═════ Data supplied

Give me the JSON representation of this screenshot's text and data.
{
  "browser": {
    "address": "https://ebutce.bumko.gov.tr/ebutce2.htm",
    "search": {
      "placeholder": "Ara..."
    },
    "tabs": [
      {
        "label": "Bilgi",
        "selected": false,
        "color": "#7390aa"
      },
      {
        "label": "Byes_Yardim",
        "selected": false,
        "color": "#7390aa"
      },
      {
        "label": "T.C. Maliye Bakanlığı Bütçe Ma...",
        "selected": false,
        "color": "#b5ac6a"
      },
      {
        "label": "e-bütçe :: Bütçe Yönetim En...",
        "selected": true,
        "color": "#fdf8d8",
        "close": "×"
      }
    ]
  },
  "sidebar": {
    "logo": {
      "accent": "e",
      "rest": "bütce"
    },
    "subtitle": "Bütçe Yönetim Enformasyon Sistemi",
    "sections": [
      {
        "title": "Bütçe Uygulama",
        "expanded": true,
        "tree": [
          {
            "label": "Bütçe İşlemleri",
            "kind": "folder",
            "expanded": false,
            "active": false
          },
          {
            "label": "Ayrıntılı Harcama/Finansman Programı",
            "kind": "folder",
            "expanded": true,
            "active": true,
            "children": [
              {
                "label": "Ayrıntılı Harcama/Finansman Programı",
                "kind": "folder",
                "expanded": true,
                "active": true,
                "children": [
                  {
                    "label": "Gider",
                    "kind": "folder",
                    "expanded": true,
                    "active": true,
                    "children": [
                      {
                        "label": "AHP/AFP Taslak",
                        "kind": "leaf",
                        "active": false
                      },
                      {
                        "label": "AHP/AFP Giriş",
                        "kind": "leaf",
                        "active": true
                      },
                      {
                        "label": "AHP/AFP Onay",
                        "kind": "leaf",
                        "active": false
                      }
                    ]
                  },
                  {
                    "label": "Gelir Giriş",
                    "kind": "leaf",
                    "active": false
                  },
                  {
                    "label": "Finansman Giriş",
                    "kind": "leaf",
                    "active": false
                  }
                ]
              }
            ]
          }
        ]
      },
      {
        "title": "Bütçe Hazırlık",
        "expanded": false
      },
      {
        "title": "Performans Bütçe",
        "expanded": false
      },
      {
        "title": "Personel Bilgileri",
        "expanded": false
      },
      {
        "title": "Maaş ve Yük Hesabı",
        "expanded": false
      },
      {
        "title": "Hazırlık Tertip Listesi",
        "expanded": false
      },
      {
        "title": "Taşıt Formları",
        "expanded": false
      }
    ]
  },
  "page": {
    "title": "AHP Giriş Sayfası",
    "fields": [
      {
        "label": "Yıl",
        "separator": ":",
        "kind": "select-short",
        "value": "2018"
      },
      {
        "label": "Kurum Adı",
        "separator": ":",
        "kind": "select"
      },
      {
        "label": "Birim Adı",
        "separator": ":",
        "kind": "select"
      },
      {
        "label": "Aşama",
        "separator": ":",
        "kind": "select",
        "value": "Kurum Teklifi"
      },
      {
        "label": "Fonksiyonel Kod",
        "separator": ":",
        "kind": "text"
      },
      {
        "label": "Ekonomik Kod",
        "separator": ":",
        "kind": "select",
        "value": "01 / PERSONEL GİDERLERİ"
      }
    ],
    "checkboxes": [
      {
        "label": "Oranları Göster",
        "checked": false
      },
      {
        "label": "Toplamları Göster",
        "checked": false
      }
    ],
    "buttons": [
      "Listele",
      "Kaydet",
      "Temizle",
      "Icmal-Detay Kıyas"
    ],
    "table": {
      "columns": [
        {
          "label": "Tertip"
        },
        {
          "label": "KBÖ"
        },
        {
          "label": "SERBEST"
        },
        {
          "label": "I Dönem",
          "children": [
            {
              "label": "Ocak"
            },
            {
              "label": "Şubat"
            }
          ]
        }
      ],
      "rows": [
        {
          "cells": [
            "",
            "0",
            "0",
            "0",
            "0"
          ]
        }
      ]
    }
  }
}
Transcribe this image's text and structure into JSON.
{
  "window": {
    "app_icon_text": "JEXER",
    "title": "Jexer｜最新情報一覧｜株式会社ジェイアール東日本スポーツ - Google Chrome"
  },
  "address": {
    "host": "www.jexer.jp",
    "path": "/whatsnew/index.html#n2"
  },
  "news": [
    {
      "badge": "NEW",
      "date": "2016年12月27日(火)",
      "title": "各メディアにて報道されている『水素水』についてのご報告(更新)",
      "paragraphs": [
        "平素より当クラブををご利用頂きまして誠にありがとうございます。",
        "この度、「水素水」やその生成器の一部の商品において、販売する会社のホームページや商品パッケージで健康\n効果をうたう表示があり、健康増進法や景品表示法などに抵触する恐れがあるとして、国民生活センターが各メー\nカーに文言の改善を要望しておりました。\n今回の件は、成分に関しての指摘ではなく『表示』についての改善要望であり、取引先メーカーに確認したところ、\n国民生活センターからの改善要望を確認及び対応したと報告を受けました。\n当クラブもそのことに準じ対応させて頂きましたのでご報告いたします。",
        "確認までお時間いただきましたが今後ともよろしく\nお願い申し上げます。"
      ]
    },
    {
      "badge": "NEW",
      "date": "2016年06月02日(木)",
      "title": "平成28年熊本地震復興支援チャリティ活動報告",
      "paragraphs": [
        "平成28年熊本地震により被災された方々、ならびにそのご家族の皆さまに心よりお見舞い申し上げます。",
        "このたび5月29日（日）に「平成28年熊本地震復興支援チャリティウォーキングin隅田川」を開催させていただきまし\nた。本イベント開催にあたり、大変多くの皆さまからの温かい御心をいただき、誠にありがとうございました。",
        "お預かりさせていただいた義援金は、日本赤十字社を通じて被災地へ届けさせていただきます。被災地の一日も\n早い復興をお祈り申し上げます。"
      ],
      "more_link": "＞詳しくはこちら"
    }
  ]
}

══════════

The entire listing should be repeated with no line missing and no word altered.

Solution -
Give me the JSON representation of this screenshot's text and data.
{
  "browser": {
    "address": "https://ebutce.bumko.gov.tr/ebutce2.htm",
    "search": {
      "placeholder": "Ara..."
    },
    "tabs": [
      {
        "label": "Bilgi",
        "selected": false,
        "color": "#7390aa"
      },
      {
        "label": "Byes_Yardim",
        "selected": false,
        "color": "#7390aa"
      },
      {
        "label": "T.C. Maliye Bakanlığı Bütçe Ma...",
        "selected": false,
        "color": "#b5ac6a"
      },
      {
        "label": "e-bütçe :: Bütçe Yönetim En...",
        "selected": true,
        "color": "#fdf8d8",
        "close": "×"
      }
    ]
  },
  "sidebar": {
    "logo": {
      "accent": "e",
      "rest": "bütce"
    },
    "subtitle": "Bütçe Yönetim Enformasyon Sistemi",
    "sections": [
      {
        "title": "Bütçe Uygulama",
        "expanded": true,
        "tree": [
          {
            "label": "Bütçe İşlemleri",
            "kind": "folder",
            "expanded": false,
            "active": false
          },
          {
            "label": "Ayrıntılı Harcama/Finansman Programı",
            "kind": "folder",
            "expanded": true,
            "active": true,
            "children": [
              {
                "label": "Ayrıntılı Harcama/Finansman Programı",
                "kind": "folder",
                "expanded": true,
                "active": true,
                "children": [
                  {
                    "label": "Gider",
                    "kind": "folder",
                    "expanded": true,
                    "active": true,
                    "children": [
                      {
                        "label": "AHP/AFP Taslak",
                        "kind": "leaf",
                        "active": false
                      },
                      {
                        "label": "AHP/AFP Giriş",
                        "kind": "leaf",
                        "active": true
                      },
                      {
                        "label": "AHP/AFP Onay",
                        "kind": "leaf",
                        "active": false
                      }
                    ]
                  },
                  {
                    "label": "Gelir Giriş",
                    "kind": "leaf",
                    "active": false
                  },
                  {
                    "label": "Finansman Giriş",
                    "kind": "leaf",
                    "active": false
                  }
                ]
              }
            ]
          }
        ]
      },
      {
        "title": "Bütçe Hazırlık",
        "expanded": false
      },
      {
        "title": "Performans Bütçe",
        "expanded": false
      },
      {
        "title": "Personel Bilgileri",
        "expanded": false
      },
      {
        "title": "Maaş ve Yük Hesabı",
        "expanded": false
      },
      {
        "title": "Hazırlık Tertip Listesi",
        "expanded": false
      },
      {
        "title": "Taşıt Formları",
        "expanded": false
      }
    ]
  },
  "page": {
    "title": "AHP Giriş Sayfası",
    "fields": [
      {
        "label": "Yıl",
        "separator": ":",
        "kind": "select-short",
        "value": "2018"
      },
      {
        "label": "Kurum Adı",
        "separator": ":",
        "kind": "select"
      },
      {
        "label": "Birim Adı",
        "separator": ":",
        "kind": "select"
      },
      {
        "label": "Aşama",
        "separator": ":",
        "kind": "select",
        "value": "Kurum Teklifi"
      },
      {
        "label": "Fonksiyonel Kod",
        "separator": ":",
        "kind": "text"
      },
      {
        "label": "Ekonomik Kod",
        "separator": ":",
        "kind": "select",
        "value": "01 / PERSONEL GİDERLERİ"
      }
    ],
    "checkboxes": [
      {
        "label": "Oranları Göster",
        "checked": false
      },
      {
        "label": "Toplamları Göster",
        "checked": false
      }
    ],
    "buttons": [
      "Listele",
      "Kaydet",
      "Temizle",
      "Icmal-Detay Kıyas"
    ],
    "table": {
      "columns": [
        {
          "label": "Tertip"
        },
        {
          "label": "KBÖ"
        },
        {
          "label": "SERBEST"
        },
        {
          "label": "I Dönem",
          "children": [
            {
              "label": "Ocak"
            },
            {
              "label": "Şubat"
            }
          ]
        }
      ],
      "rows": [
        {
          "cells": [
            "",
            "0",
            "0",
            "0",
            "0"
          ]
        }
      ]
    }
  }
}
Transcribe this image's text and structure into JSON.
{
  "window": {
    "app_icon_text": "JEXER",
    "title": "Jexer｜最新情報一覧｜株式会社ジェイアール東日本スポーツ - Google Chrome"
  },
  "address": {
    "host": "www.jexer.jp",
    "path": "/whatsnew/index.html#n2"
  },
  "news": [
    {
      "badge": "NEW",
      "date": "2016年12月27日(火)",
      "title": "各メディアにて報道されている『水素水』についてのご報告(更新)",
      "paragraphs": [
        "平素より当クラブををご利用頂きまして誠にありがとうございます。",
        "この度、「水素水」やその生成器の一部の商品において、販売する会社のホームページや商品パッケージで健康\n効果をうたう表示があり、健康増進法や景品表示法などに抵触する恐れがあるとして、国民生活センターが各メー\nカーに文言の改善を要望しておりました。\n今回の件は、成分に関しての指摘ではなく『表示』についての改善要望であり、取引先メーカーに確認したところ、\n国民生活センターからの改善要望を確認及び対応したと報告を受けました。\n当クラブもそのことに準じ対応させて頂きましたのでご報告いたします。",
        "確認までお時間いただきましたが今後ともよろしく\nお願い申し上げます。"
      ]
    },
    {
      "badge": "NEW",
      "date": "2016年06月02日(木)",
      "title": "平成28年熊本地震復興支援チャリティ活動報告",
      "paragraphs": [
        "平成28年熊本地震により被災された方々、ならびにそのご家族の皆さまに心よりお見舞い申し上げます。",
        "このたび5月29日（日）に「平成28年熊本地震復興支援チャリティウォーキングin隅田川」を開催させていただきまし\nた。本イベント開催にあたり、大変多くの皆さまからの温かい御心をいただき、誠にありがとうございました。",
        "お預かりさせていただいた義援金は、日本赤十字社を通じて被災地へ届けさせていただきます。被災地の一日も\n早い復興をお祈り申し上げます。"
      ],
      "more_link": "＞詳しくはこちら"
    }
  ]
}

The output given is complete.